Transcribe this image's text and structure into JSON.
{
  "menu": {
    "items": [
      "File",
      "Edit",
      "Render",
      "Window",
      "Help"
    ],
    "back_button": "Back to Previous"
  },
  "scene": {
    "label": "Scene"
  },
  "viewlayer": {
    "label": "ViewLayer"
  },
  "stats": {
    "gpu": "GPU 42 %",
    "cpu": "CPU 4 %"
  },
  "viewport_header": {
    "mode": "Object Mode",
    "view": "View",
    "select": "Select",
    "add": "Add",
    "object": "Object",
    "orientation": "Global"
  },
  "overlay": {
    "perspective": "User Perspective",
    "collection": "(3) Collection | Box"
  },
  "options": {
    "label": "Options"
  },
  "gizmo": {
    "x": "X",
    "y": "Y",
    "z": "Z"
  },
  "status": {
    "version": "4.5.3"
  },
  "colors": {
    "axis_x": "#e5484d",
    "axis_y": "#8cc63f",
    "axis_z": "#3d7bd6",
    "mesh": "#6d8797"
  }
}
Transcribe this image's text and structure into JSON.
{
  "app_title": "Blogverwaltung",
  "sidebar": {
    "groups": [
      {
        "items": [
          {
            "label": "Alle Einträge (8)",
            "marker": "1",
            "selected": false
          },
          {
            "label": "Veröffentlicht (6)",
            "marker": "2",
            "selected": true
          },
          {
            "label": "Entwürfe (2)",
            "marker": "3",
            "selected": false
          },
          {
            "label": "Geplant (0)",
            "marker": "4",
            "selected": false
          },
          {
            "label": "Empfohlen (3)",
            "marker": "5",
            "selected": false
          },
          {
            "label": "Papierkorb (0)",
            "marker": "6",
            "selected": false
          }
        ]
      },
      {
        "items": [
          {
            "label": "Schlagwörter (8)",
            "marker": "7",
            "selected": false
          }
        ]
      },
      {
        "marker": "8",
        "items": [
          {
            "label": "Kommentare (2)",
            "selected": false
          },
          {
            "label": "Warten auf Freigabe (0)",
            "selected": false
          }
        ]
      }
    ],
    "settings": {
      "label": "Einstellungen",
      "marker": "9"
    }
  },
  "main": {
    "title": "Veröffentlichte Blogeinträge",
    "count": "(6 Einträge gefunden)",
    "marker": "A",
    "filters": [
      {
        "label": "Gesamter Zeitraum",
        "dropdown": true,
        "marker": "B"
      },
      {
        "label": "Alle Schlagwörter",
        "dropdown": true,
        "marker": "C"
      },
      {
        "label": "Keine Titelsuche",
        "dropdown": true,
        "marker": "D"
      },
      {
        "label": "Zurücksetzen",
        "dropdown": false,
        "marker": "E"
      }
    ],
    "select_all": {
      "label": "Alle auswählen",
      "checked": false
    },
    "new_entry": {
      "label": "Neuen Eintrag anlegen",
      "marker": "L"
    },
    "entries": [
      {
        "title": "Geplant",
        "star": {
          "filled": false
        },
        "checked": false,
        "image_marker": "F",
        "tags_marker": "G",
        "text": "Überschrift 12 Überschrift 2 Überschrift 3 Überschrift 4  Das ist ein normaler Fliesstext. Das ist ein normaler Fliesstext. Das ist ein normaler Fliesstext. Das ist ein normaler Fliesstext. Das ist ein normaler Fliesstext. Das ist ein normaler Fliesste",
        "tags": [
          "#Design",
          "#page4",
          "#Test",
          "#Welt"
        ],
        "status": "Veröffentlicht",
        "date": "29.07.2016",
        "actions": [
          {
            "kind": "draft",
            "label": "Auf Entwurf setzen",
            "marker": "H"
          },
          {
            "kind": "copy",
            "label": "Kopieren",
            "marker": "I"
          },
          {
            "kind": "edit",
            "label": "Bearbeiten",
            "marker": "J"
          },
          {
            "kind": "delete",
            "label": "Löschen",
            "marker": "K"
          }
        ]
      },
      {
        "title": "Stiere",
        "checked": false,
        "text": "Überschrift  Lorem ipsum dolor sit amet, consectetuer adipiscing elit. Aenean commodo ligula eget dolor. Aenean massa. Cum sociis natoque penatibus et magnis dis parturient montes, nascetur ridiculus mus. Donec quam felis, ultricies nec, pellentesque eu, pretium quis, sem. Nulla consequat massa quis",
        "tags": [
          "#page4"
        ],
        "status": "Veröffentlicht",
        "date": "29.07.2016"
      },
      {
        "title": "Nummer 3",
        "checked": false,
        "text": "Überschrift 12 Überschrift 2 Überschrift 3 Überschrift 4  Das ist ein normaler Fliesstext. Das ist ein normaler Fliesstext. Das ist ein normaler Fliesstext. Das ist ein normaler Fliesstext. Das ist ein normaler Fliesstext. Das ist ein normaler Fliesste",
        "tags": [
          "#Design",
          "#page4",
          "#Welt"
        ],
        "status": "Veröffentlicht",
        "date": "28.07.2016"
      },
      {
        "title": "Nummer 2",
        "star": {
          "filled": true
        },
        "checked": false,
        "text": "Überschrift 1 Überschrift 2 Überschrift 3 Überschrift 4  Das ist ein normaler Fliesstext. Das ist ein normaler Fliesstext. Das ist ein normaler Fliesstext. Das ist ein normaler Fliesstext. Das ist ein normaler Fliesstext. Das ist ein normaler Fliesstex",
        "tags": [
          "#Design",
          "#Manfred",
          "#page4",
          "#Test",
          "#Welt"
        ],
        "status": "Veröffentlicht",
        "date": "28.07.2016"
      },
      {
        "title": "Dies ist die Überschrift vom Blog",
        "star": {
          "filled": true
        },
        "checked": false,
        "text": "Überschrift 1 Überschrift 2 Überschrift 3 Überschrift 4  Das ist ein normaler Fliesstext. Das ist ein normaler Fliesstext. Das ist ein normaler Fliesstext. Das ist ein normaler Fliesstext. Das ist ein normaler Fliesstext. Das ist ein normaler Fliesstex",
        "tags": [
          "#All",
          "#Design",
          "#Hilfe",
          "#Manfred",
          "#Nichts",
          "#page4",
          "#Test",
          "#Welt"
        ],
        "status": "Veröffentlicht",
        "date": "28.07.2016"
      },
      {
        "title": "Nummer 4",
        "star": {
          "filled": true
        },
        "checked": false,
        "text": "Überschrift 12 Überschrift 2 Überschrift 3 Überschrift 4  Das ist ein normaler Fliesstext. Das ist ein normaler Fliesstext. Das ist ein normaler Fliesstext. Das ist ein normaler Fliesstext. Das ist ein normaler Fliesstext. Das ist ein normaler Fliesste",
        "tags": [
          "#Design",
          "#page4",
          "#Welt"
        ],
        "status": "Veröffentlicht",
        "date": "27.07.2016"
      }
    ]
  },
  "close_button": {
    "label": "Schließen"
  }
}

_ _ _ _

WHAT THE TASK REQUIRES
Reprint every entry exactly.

RESULT OF THE TASK
Transcribe this image's text and structure into JSON.
{
  "menu": {
    "items": [
      "File",
      "Edit",
      "Render",
      "Window",
      "Help"
    ],
    "back_button": "Back to Previous"
  },
  "scene": {
    "label": "Scene"
  },
  "viewlayer": {
    "label": "ViewLayer"
  },
  "stats": {
    "gpu": "GPU 42 %",
    "cpu": "CPU 4 %"
  },
  "viewport_header": {
    "mode": "Object Mode",
    "view": "View",
    "select": "Select",
    "add": "Add",
    "object": "Object",
    "orientation": "Global"
  },
  "overlay": {
    "perspective": "User Perspective",
    "collection": "(3) Collection | Box"
  },
  "options": {
    "label": "Options"
  },
  "gizmo": {
    "x": "X",
    "y": "Y",
    "z": "Z"
  },
  "status": {
    "version": "4.5.3"
  },
  "colors": {
    "axis_x": "#e5484d",
    "axis_y": "#8cc63f",
    "axis_z": "#3d7bd6",
    "mesh": "#6d8797"
  }
}
Transcribe this image's text and structure into JSON.
{
  "app_title": "Blogverwaltung",
  "sidebar": {
    "groups": [
      {
        "items": [
          {
            "label": "Alle Einträge (8)",
            "marker": "1",
            "selected": false
          },
          {
            "label": "Veröffentlicht (6)",
            "marker": "2",
            "selected": true
          },
          {
            "label": "Entwürfe (2)",
            "marker": "3",
            "selected": false
          },
          {
            "label": "Geplant (0)",
            "marker": "4",
            "selected": false
          },
          {
            "label": "Empfohlen (3)",
            "marker": "5",
            "selected": false
          },
          {
            "label": "Papierkorb (0)",
            "marker": "6",
            "selected": false
          }
        ]
      },
      {
        "items": [
          {
            "label": "Schlagwörter (8)",
            "marker": "7",
            "selected": false
          }
        ]
      },
      {
        "marker": "8",
        "items": [
          {
            "label": "Kommentare (2)",
            "selected": false
          },
          {
            "label": "Warten auf Freigabe (0)",
            "selected": false
          }
        ]
      }
    ],
    "settings": {
      "label": "Einstellungen",
      "marker": "9"
    }
  },
  "main": {
    "title": "Veröffentlichte Blogeinträge",
    "count": "(6 Einträge gefunden)",
    "marker": "A",
    "filters": [
      {
        "label": "Gesamter Zeitraum",
        "dropdown": true,
        "marker": "B"
      },
      {
        "label": "Alle Schlagwörter",
        "dropdown": true,
        "marker": "C"
      },
      {
        "label": "Keine Titelsuche",
        "dropdown": true,
        "marker": "D"
      },
      {
        "label": "Zurücksetzen",
        "dropdown": false,
        "marker": "E"
      }
    ],
    "select_all": {
      "label": "Alle auswählen",
      "checked": false
    },
    "new_entry": {
      "label": "Neuen Eintrag anlegen",
      "marker": "L"
    },
    "entries": [
      {
        "title": "Geplant",
        "star": {
          "filled": false
        },
        "checked": false,
        "image_marker": "F",
        "tags_marker": "G",
        "text": "Überschrift 12 Überschrift 2 Überschrift 3 Überschrift 4  Das ist ein normaler Fliesstext. Das ist ein normaler Fliesstext. Das ist ein normaler Fliesstext. Das ist ein normaler Fliesstext. Das ist ein normaler Fliesstext. Das ist ein normaler Fliesste",
        "tags": [
          "#Design",
          "#page4",
          "#Test",
          "#Welt"
        ],
        "status": "Veröffentlicht",
        "date": "29.07.2016",
        "actions": [
          {
            "kind": "draft",
            "label": "Auf Entwurf setzen",
            "marker": "H"
          },
          {
            "kind": "copy",
            "label": "Kopieren",
            "marker": "I"
          },
          {
            "kind": "edit",
            "label": "Bearbeiten",
            "marker": "J"
          },
          {
            "kind": "delete",
            "label": "Löschen",
            "marker": "K"
          }
        ]
      },
      {
        "title": "Stiere",
        "checked": false,
        "text": "Überschrift  Lorem ipsum dolor sit amet, consectetuer adipiscing elit. Aenean commodo ligula eget dolor. Aenean massa. Cum sociis natoque penatibus et magnis dis parturient montes, nascetur ridiculus mus. Donec quam felis, ultricies nec, pellentesque eu, pretium quis, sem. Nulla consequat massa quis",
        "tags": [
          "#page4"
        ],
        "status": "Veröffentlicht",
        "date": "29.07.2016"
      },
      {
        "title": "Nummer 3",
        "checked": false,
        "text": "Überschrift 12 Überschrift 2 Überschrift 3 Überschrift 4  Das ist ein normaler Fliesstext. Das ist ein normaler Fliesstext. Das ist ein normaler Fliesstext. Das ist ein normaler Fliesstext. Das ist ein normaler Fliesstext. Das ist ein normaler Fliesste",
        "tags": [
          "#Design",
          "#page4",
          "#Welt"
        ],
        "status": "Veröffentlicht",
        "date": "28.07.2016"
      },
      {
        "title": "Nummer 2",
        "star": {
          "filled": true
        },
        "checked": false,
        "text": "Überschrift 1 Überschrift 2 Überschrift 3 Überschrift 4  Das ist ein normaler Fliesstext. Das ist ein normaler Fliesstext. Das ist ein normaler Fliesstext. Das ist ein normaler Fliesstext. Das ist ein normaler Fliesstext. Das ist ein normaler Fliesstex",
        "tags": [
          "#Design",
          "#Manfred",
          "#page4",
          "#Test",
          "#Welt"
        ],
        "status": "Veröffentlicht",
        "date": "28.07.2016"
      },
      {
        "title": "Dies ist die Überschrift vom Blog",
        "star": {
          "filled": true
        },
        "checked": false,
        "text": "Überschrift 1 Überschrift 2 Überschrift 3 Überschrift 4  Das ist ein normaler Fliesstext. Das ist ein normaler Fliesstext. Das ist ein normaler Fliesstext. Das ist ein normaler Fliesstext. Das ist ein normaler Fliesstext. Das ist ein normaler Fliesstex",
        "tags": [
          "#All",
          "#Design",
          "#Hilfe",
          "#Manfred",
          "#Nichts",
          "#page4",
          "#Test",
          "#Welt"
        ],
        "status": "Veröffentlicht",
        "date": "28.07.2016"
      },
      {
        "title": "Nummer 4",
        "star": {
          "filled": true
        },
        "checked": false,
        "text": "Überschrift 12 Überschrift 2 Überschrift 3 Überschrift 4  Das ist ein normaler Fliesstext. Das ist ein normaler Fliesstext. Das ist ein normaler Fliesstext. Das ist ein normaler Fliesstext. Das ist ein normaler Fliesstext. Das ist ein normaler Fliesste",
        "tags": [
          "#Design",
          "#page4",
          "#Welt"
        ],
        "status": "Veröffentlicht",
        "date": "27.07.2016"
      }
    ]
  },
  "close_button": {
    "label": "Schließen"
  }
}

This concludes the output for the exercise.